═════ DATASET EXTRACT ═════
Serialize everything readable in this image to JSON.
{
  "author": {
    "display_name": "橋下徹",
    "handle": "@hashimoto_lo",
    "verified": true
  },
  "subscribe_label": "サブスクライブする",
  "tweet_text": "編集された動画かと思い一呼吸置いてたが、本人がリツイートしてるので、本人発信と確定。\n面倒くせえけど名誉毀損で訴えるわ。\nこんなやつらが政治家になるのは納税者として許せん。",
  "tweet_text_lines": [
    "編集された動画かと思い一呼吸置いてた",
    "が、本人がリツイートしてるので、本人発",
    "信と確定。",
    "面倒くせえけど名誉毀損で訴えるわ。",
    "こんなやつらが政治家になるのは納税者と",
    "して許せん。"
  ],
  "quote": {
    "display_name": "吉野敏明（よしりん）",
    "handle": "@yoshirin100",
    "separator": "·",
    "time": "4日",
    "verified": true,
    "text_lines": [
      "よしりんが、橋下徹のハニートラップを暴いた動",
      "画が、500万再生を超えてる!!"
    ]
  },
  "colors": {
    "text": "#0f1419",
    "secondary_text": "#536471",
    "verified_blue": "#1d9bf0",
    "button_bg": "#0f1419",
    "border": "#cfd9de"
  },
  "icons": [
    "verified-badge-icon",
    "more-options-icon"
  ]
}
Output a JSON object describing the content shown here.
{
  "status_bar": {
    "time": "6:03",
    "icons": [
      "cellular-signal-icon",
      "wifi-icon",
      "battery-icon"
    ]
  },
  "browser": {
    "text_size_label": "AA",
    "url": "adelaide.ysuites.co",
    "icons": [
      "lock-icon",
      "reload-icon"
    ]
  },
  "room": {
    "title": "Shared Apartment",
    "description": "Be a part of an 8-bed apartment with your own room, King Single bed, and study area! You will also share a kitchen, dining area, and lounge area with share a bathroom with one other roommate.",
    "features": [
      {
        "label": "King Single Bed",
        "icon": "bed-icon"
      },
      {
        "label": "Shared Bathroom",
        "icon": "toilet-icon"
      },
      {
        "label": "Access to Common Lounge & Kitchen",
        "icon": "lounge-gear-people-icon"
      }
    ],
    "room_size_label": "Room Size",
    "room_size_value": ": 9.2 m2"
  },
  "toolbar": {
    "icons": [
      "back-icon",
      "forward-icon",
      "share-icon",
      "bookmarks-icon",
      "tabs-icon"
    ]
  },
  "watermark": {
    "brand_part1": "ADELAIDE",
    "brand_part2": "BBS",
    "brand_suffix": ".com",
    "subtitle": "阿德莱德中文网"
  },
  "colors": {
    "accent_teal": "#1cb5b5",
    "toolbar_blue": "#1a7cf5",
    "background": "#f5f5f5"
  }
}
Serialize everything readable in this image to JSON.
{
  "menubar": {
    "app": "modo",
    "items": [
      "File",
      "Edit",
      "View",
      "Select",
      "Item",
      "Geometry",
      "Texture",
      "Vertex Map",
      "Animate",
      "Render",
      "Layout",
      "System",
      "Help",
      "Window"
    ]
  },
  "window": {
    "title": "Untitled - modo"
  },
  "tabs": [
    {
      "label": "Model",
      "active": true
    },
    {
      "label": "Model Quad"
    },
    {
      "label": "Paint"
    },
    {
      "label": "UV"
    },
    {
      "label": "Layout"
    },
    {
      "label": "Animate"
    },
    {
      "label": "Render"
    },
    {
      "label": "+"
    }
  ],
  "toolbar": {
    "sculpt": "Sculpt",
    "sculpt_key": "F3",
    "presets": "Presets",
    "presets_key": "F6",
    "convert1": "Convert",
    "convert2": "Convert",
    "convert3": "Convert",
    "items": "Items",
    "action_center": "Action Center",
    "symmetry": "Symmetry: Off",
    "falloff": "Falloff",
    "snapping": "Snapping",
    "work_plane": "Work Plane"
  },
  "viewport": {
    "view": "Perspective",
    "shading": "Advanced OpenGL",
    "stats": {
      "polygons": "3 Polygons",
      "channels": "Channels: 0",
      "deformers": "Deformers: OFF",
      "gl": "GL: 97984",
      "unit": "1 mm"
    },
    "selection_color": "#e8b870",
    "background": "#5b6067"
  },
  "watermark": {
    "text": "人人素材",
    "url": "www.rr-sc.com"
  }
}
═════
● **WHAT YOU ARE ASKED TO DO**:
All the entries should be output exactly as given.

● **WORKED SOLUTION**:
Serialize everything readable in this image to JSON.
{
  "author": {
    "display_name": "橋下徹",
    "handle": "@hashimoto_lo",
    "verified": true
  },
  "subscribe_label": "サブスクライブする",
  "tweet_text": "編集された動画かと思い一呼吸置いてたが、本人がリツイートしてるので、本人発信と確定。\n面倒くせえけど名誉毀損で訴えるわ。\nこんなやつらが政治家になるのは納税者として許せん。",
  "tweet_text_lines": [
    "編集された動画かと思い一呼吸置いてた",
    "が、本人がリツイートしてるので、本人発",
    "信と確定。",
    "面倒くせえけど名誉毀損で訴えるわ。",
    "こんなやつらが政治家になるのは納税者と",
    "して許せん。"
  ],
  "quote": {
    "display_name": "吉野敏明（よしりん）",
    "handle": "@yoshirin100",
    "separator": "·",
    "time": "4日",
    "verified": true,
    "text_lines": [
      "よしりんが、橋下徹のハニートラップを暴いた動",
      "画が、500万再生を超えてる!!"
    ]
  },
  "colors": {
    "text": "#0f1419",
    "secondary_text": "#536471",
    "verified_blue": "#1d9bf0",
    "button_bg": "#0f1419",
    "border": "#cfd9de"
  },
  "icons": [
    "verified-badge-icon",
    "more-options-icon"
  ]
}
Output a JSON object describing the content shown here.
{
  "status_bar": {
    "time": "6:03",
    "icons": [
      "cellular-signal-icon",
      "wifi-icon",
      "battery-icon"
    ]
  },
  "browser": {
    "text_size_label": "AA",
    "url": "adelaide.ysuites.co",
    "icons": [
      "lock-icon",
      "reload-icon"
    ]
  },
  "room": {
    "title": "Shared Apartment",
    "description": "Be a part of an 8-bed apartment with your own room, King Single bed, and study area! You will also share a kitchen, dining area, and lounge area with share a bathroom with one other roommate.",
    "features": [
      {
        "label": "King Single Bed",
        "icon": "bed-icon"
      },
      {
        "label": "Shared Bathroom",
        "icon": "toilet-icon"
      },
      {
        "label": "Access to Common Lounge & Kitchen",
        "icon": "lounge-gear-people-icon"
      }
    ],
    "room_size_label": "Room Size",
    "room_size_value": ": 9.2 m2"
  },
  "toolbar": {
    "icons": [
      "back-icon",
      "forward-icon",
      "share-icon",
      "bookmarks-icon",
      "tabs-icon"
    ]
  },
  "watermark": {
    "brand_part1": "ADELAIDE",
    "brand_part2": "BBS",
    "brand_suffix": ".com",
    "subtitle": "阿德莱德中文网"
  },
  "colors": {
    "accent_teal": "#1cb5b5",
    "toolbar_blue": "#1a7cf5",
    "background": "#f5f5f5"
  }
}
Serialize everything readable in this image to JSON.
{
  "menubar": {
    "app": "modo",
    "items": [
      "File",
      "Edit",
      "View",
      "Select",
      "Item",
      "Geometry",
      "Texture",
      "Vertex Map",
      "Animate",
      "Render",
      "Layout",
      "System",
      "Help",
      "Window"
    ]
  },
  "window": {
    "title": "Untitled - modo"
  },
  "tabs": [
    {
      "label": "Model",
      "active": true
    },
    {
      "label": "Model Quad"
    },
    {
      "label": "Paint"
    },
    {
      "label": "UV"
    },
    {
      "label": "Layout"
    },
    {
      "label": "Animate"
    },
    {
      "label": "Render"
    },
    {
      "label": "+"
    }
  ],
  "toolbar": {
    "sculpt": "Sculpt",
    "sculpt_key": "F3",
    "presets": "Presets",
    "presets_key": "F6",
    "convert1": "Convert",
    "convert2": "Convert",
    "convert3": "Convert",
    "items": "Items",
    "action_center": "Action Center",
    "symmetry": "Symmetry: Off",
    "falloff": "Falloff",
    "snapping": "Snapping",
    "work_plane": "Work Plane"
  },
  "viewport": {
    "view": "Perspective",
    "shading": "Advanced OpenGL",
    "stats": {
      "polygons": "3 Polygons",
      "channels": "Channels: 0",
      "deformers": "Deformers: OFF",
      "gl": "GL: 97984",
      "unit": "1 mm"
    },
    "selection_color": "#e8b870",
    "background": "#5b6067"
  },
  "watermark": {
    "text": "人人素材",
    "url": "www.rr-sc.com"
  }
}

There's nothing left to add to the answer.